Nothing should be left out when you copy the entries below.

#####

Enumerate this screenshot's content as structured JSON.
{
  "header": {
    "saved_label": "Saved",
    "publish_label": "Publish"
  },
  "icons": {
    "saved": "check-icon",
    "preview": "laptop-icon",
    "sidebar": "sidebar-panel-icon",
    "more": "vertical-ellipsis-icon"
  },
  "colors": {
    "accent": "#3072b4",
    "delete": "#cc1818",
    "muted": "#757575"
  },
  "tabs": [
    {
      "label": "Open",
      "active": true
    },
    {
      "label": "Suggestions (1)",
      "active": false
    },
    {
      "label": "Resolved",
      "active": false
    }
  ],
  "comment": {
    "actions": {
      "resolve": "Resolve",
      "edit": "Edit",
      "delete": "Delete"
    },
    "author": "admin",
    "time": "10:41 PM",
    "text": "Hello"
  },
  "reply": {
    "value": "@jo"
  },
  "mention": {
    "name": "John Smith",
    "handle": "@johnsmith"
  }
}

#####

> _Solution for this exercise_:
Enumerate this screenshot's content as structured JSON.
{
  "header": {
    "saved_label": "Saved",
    "publish_label": "Publish"
  },
  "icons": {
    "saved": "check-icon",
    "preview": "laptop-icon",
    "sidebar": "sidebar-panel-icon",
    "more": "vertical-ellipsis-icon"
  },
  "colors": {
    "accent": "#3072b4",
    "delete": "#cc1818",
    "muted": "#757575"
  },
  "tabs": [
    {
      "label": "Open",
      "active": true
    },
    {
      "label": "Suggestions (1)",
      "active": false
    },
    {
      "label": "Resolved",
      "active": false
    }
  ],
  "comment": {
    "actions": {
      "resolve": "Resolve",
      "edit": "Edit",
      "delete": "Delete"
    },
    "author": "admin",
    "time": "10:41 PM",
    "text": "Hello"
  },
  "reply": {
    "value": "@jo"
  },
  "mention": {
    "name": "John Smith",
    "handle": "@johnsmith"
  }
}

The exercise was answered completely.